TASK OBJECTIVE: Return each entry exactly, with none missing.

EXERCISE MATERIALS:
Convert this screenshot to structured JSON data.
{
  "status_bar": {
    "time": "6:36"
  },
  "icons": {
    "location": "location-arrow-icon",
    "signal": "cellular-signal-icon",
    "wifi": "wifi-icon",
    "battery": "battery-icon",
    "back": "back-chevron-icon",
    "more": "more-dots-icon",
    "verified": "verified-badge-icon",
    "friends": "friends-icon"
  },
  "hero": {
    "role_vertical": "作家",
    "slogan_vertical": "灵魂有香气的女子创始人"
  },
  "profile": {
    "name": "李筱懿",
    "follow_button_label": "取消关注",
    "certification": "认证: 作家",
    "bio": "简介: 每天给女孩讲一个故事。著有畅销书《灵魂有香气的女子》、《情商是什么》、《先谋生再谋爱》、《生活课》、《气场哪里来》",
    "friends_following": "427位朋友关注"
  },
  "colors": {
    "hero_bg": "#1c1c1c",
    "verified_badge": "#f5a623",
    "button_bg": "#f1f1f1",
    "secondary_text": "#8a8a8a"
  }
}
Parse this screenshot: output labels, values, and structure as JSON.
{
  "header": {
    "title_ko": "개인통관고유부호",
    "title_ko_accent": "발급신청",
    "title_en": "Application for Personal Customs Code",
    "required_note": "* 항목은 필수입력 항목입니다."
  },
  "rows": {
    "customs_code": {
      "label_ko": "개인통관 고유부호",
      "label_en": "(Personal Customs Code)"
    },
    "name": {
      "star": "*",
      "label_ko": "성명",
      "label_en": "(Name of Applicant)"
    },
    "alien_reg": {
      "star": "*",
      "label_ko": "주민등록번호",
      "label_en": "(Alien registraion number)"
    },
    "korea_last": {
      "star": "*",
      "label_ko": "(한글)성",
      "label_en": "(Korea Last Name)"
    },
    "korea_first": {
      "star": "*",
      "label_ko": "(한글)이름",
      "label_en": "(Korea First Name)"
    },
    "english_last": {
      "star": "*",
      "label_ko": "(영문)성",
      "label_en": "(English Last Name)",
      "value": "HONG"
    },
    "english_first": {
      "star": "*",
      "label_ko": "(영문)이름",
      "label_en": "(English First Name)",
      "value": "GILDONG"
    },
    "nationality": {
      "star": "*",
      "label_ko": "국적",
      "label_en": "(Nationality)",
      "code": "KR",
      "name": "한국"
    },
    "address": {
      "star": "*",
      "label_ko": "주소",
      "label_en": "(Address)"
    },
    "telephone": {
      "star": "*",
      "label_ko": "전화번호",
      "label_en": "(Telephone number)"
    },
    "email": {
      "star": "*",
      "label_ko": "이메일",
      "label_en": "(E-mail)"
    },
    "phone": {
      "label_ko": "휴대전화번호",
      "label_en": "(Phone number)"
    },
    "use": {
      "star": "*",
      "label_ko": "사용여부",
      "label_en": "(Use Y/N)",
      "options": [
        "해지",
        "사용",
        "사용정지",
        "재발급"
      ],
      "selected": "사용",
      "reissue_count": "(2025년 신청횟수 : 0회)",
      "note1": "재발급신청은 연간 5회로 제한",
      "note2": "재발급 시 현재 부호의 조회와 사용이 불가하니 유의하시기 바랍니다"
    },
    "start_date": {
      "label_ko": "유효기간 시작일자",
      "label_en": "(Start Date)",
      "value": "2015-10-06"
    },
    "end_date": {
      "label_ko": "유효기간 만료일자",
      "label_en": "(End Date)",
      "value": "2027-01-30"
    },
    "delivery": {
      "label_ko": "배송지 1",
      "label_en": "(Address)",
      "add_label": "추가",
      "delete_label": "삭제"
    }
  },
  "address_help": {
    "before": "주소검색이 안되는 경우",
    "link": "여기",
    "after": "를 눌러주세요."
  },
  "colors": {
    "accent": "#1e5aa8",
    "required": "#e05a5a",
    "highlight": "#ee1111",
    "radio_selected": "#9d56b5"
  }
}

EXERCISE OUTPUT:
Convert this screenshot to structured JSON data.
{
  "status_bar": {
    "time": "6:36"
  },
  "icons": {
    "location": "location-arrow-icon",
    "signal": "cellular-signal-icon",
    "wifi": "wifi-icon",
    "battery": "battery-icon",
    "back": "back-chevron-icon",
    "more": "more-dots-icon",
    "verified": "verified-badge-icon",
    "friends": "friends-icon"
  },
  "hero": {
    "role_vertical": "作家",
    "slogan_vertical": "灵魂有香气的女子创始人"
  },
  "profile": {
    "name": "李筱懿",
    "follow_button_label": "取消关注",
    "certification": "认证: 作家",
    "bio": "简介: 每天给女孩讲一个故事。著有畅销书《灵魂有香气的女子》、《情商是什么》、《先谋生再谋爱》、《生活课》、《气场哪里来》",
    "friends_following": "427位朋友关注"
  },
  "colors": {
    "hero_bg": "#1c1c1c",
    "verified_badge": "#f5a623",
    "button_bg": "#f1f1f1",
    "secondary_text": "#8a8a8a"
  }
}
Parse this screenshot: output labels, values, and structure as JSON.
{
  "header": {
    "title_ko": "개인통관고유부호",
    "title_ko_accent": "발급신청",
    "title_en": "Application for Personal Customs Code",
    "required_note": "* 항목은 필수입력 항목입니다."
  },
  "rows": {
    "customs_code": {
      "label_ko": "개인통관 고유부호",
      "label_en": "(Personal Customs Code)"
    },
    "name": {
      "star": "*",
      "label_ko": "성명",
      "label_en": "(Name of Applicant)"
    },
    "alien_reg": {
      "star": "*",
      "label_ko": "주민등록번호",
      "label_en": "(Alien registraion number)"
    },
    "korea_last": {
      "star": "*",
      "label_ko": "(한글)성",
      "label_en": "(Korea Last Name)"
    },
    "korea_first": {
      "star": "*",
      "label_ko": "(한글)이름",
      "label_en": "(Korea First Name)"
    },
    "english_last": {
      "star": "*",
      "label_ko": "(영문)성",
      "label_en": "(English Last Name)",
      "value": "HONG"
    },
    "english_first": {
      "star": "*",
      "label_ko": "(영문)이름",
      "label_en": "(English First Name)",
      "value": "GILDONG"
    },
    "nationality": {
      "star": "*",
      "label_ko": "국적",
      "label_en": "(Nationality)",
      "code": "KR",
      "name": "한국"
    },
    "address": {
      "star": "*",
      "label_ko": "주소",
      "label_en": "(Address)"
    },
    "telephone": {
      "star": "*",
      "label_ko": "전화번호",
      "label_en": "(Telephone number)"
    },
    "email": {
      "star": "*",
      "label_ko": "이메일",
      "label_en": "(E-mail)"
    },
    "phone": {
      "label_ko": "휴대전화번호",
      "label_en": "(Phone number)"
    },
    "use": {
      "star": "*",
      "label_ko": "사용여부",
      "label_en": "(Use Y/N)",
      "options": [
        "해지",
        "사용",
        "사용정지",
        "재발급"
      ],
      "selected": "사용",
      "reissue_count": "(2025년 신청횟수 : 0회)",
      "note1": "재발급신청은 연간 5회로 제한",
      "note2": "재발급 시 현재 부호의 조회와 사용이 불가하니 유의하시기 바랍니다"
    },
    "start_date": {
      "label_ko": "유효기간 시작일자",
      "label_en": "(Start Date)",
      "value": "2015-10-06"
    },
    "end_date": {
      "label_ko": "유효기간 만료일자",
      "label_en": "(End Date)",
      "value": "2027-01-30"
    },
    "delivery": {
      "label_ko": "배송지 1",
      "label_en": "(Address)",
      "add_label": "추가",
      "delete_label": "삭제"
    }
  },
  "address_help": {
    "before": "주소검색이 안되는 경우",
    "link": "여기",
    "after": "를 눌러주세요."
  },
  "colors": {
    "accent": "#1e5aa8",
    "required": "#e05a5a",
    "highlight": "#ee1111",
    "radio_selected": "#9d56b5"
  }
}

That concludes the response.